Coach Mike Nelson said the men’s team had isolated a few key teams that it wanted to beat, and achieved near perfection. Of the six teams it wanted to finish better than, Marquette bested four of them: Eastern Michigan, Michigan State, Purdue and Cincinnati. Butler and Central Michigan were the two that got away.
Nelson called it “the race within the race.”
“Mentally, the men had the transition from 8k to 10k and it’s definitely a tougher challenge,” he said. “But we wanted to focus on the men’s side on running a smart, relaxed race … the teams that do well in racing, often times, are not those who pick it up, but those who just do not slow down.”
Running focused and consistent was an even tougher challenge considering the conditions of the race. Although the weather was perfect, the uneven terrain at Ottawa Park Golf Course presented a challenge for both the men’s and women’s races.

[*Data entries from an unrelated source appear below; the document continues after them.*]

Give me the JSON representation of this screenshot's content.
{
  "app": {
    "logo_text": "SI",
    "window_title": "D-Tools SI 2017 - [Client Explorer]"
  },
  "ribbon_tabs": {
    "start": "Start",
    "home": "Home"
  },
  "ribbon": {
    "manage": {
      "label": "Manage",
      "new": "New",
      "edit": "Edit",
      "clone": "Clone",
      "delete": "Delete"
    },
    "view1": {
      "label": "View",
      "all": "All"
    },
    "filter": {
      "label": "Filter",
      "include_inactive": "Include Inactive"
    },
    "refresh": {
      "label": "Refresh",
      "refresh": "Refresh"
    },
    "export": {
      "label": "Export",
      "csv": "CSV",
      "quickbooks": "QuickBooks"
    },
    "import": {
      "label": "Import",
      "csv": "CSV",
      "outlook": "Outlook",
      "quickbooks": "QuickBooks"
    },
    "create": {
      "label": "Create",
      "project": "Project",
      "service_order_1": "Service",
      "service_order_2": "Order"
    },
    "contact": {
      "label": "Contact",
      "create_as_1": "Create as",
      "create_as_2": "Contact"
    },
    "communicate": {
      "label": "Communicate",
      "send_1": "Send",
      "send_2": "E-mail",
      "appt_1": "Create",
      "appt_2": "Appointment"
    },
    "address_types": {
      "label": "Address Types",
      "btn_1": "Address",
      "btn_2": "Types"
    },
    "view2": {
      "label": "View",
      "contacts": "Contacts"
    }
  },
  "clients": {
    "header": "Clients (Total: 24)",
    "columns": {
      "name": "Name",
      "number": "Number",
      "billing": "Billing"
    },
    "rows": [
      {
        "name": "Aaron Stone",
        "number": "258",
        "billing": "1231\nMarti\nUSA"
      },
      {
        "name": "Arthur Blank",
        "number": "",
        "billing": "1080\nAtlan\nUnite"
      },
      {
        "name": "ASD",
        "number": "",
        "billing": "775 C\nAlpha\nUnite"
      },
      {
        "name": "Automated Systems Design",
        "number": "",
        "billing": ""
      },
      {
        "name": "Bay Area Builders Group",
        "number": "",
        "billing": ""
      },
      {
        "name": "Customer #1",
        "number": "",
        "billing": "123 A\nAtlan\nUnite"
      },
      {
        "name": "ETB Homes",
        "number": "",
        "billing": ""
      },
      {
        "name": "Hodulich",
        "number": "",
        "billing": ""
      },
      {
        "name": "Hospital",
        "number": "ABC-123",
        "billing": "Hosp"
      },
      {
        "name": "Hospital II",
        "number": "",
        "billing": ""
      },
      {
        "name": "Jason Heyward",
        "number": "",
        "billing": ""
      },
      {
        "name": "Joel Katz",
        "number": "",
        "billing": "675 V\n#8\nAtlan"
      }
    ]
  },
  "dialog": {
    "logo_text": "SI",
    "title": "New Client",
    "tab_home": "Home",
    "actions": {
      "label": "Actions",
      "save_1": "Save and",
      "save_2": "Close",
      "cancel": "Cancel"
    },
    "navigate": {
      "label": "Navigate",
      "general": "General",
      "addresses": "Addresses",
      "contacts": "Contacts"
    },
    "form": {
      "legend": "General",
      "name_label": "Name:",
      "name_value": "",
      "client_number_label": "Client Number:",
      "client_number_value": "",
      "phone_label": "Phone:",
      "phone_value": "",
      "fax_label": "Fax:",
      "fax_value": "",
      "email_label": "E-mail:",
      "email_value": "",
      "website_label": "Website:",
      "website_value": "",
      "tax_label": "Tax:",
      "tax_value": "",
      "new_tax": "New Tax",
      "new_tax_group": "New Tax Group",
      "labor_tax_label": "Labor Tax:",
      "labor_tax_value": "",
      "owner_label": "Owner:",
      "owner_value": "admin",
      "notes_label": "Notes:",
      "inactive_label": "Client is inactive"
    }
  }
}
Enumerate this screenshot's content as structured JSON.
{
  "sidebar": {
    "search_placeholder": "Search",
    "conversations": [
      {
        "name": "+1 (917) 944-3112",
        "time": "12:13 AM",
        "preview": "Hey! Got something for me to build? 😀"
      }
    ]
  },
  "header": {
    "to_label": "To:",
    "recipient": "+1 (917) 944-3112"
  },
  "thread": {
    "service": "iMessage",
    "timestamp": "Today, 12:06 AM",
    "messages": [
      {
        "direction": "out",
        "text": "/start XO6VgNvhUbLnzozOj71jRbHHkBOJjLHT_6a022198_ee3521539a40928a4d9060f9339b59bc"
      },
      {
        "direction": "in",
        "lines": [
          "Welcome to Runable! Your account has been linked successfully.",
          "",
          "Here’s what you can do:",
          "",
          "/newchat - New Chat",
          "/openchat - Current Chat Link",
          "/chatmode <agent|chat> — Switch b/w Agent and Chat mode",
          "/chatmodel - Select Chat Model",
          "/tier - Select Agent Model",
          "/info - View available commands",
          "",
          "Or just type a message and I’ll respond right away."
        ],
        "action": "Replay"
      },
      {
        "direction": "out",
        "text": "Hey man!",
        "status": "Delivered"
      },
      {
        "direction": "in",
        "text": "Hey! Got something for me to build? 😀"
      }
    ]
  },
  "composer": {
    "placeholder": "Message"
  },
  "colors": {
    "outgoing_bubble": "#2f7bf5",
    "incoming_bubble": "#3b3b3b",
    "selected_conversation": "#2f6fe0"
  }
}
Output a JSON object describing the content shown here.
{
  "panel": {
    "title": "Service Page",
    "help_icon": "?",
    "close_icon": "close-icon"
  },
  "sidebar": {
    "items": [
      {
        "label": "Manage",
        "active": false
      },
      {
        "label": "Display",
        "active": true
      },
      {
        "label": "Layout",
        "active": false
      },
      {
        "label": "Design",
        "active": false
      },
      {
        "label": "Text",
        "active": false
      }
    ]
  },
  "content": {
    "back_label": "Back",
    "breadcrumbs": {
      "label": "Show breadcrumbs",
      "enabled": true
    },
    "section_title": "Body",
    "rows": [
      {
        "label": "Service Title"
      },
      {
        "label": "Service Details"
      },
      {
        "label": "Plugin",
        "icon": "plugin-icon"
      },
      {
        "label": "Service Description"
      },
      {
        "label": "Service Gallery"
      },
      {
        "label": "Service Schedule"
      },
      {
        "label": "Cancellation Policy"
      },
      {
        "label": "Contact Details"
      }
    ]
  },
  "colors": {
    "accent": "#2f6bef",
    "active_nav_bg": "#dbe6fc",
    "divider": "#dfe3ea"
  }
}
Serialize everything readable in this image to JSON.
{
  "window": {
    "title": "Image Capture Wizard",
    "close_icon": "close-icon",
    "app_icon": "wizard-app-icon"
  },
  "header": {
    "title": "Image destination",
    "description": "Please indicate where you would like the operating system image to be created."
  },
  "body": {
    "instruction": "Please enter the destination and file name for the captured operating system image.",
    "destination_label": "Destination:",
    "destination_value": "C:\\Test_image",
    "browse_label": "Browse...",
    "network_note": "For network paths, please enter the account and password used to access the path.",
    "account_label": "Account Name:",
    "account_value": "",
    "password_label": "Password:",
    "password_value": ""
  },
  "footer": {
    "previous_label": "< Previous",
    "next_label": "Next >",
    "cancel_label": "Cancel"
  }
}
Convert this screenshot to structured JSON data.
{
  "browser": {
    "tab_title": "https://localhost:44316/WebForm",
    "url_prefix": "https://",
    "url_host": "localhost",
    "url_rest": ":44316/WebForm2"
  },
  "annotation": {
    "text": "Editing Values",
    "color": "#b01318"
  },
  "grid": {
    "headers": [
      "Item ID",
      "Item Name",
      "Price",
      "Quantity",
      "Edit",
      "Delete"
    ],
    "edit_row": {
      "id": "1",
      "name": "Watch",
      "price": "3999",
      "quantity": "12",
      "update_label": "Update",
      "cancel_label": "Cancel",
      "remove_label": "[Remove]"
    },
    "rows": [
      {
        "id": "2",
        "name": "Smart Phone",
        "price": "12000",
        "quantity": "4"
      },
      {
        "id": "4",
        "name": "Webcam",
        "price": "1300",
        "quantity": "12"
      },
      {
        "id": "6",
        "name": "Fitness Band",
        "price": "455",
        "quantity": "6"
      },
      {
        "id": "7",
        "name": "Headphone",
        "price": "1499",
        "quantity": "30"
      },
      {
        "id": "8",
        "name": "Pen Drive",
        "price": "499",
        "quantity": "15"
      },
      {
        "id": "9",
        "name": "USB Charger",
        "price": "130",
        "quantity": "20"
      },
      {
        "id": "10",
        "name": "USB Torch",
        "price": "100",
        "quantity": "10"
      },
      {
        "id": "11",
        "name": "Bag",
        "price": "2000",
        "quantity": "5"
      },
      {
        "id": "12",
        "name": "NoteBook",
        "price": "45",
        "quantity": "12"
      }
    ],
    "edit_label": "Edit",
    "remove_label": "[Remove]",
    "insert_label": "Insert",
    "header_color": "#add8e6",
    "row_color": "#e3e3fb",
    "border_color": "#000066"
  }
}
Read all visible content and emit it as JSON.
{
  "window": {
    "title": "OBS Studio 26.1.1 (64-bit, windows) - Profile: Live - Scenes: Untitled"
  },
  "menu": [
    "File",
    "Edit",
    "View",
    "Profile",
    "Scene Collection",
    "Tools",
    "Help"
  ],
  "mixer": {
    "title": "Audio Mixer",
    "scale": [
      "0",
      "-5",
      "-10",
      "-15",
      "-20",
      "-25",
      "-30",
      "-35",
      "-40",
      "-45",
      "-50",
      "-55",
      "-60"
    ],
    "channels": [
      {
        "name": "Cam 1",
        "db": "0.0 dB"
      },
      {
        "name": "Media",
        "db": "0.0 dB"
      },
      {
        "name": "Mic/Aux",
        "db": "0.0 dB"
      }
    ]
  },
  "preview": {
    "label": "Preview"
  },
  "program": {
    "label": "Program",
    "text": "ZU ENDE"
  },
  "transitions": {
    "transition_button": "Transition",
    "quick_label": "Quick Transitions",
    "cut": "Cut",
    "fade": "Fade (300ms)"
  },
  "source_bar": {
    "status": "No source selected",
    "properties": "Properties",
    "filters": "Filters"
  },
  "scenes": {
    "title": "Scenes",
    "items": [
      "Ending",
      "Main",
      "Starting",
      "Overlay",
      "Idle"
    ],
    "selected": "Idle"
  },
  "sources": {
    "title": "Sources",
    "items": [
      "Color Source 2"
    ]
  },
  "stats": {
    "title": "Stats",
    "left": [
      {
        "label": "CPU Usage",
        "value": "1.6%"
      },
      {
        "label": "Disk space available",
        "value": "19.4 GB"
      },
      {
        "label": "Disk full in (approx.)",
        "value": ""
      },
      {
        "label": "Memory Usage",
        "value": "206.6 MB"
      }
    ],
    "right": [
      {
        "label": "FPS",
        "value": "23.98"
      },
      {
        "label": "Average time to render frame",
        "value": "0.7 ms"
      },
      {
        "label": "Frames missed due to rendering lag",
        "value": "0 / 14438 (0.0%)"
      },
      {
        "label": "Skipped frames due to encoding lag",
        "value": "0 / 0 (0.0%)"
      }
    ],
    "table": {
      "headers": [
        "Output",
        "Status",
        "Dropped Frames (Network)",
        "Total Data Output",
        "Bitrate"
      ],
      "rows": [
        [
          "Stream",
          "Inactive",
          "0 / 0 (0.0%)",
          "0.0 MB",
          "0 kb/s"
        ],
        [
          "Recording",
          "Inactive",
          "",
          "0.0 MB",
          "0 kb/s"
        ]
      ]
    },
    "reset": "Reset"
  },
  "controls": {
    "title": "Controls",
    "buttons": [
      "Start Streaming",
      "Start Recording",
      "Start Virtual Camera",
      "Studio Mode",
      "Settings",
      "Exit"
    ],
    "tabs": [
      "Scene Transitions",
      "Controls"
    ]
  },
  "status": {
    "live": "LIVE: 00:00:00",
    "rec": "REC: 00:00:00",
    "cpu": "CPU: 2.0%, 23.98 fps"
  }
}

Senior Carly Windt, who turned in a personal best of 22:11.9 for 79th place, believes that both teams did their best to compete. The women placed 17th in a field of 33 in a slightly more competitive field — according to Nelson.
“Some girls had their best races of the season, so we can’t blame it on the course,” Windt said. “But this was probably the hardest course we’ve had all year. It was hillier and that kind of plays a bit of a factor.”
This is the attitude Nelson has sought to instill in his runners — no excuses.
“The course was hillier than I expected to be,” he said. “Combine that with the turns, and what we had all envisioned coming into the race wasn’t what we got. But that could only throw you off if you were weak-minded … we train on all kinds of different surfaces and areas around Milwaukee … It’s all about competition.”
Considering these factors, Nelson was adamant that he believes that this weekend was the best performance for the women’s team, regardless of its finish.
He said this remains the challenge in cross-country: you can run your best race and still have no control over your opponents.
“Our goal was to finish in the top-15, but you cannot really control the other team,” Nelson said. “Even though we’re in a race with another team, all we can do is run our best race; and our women did that. We’re definitely on an upswing.”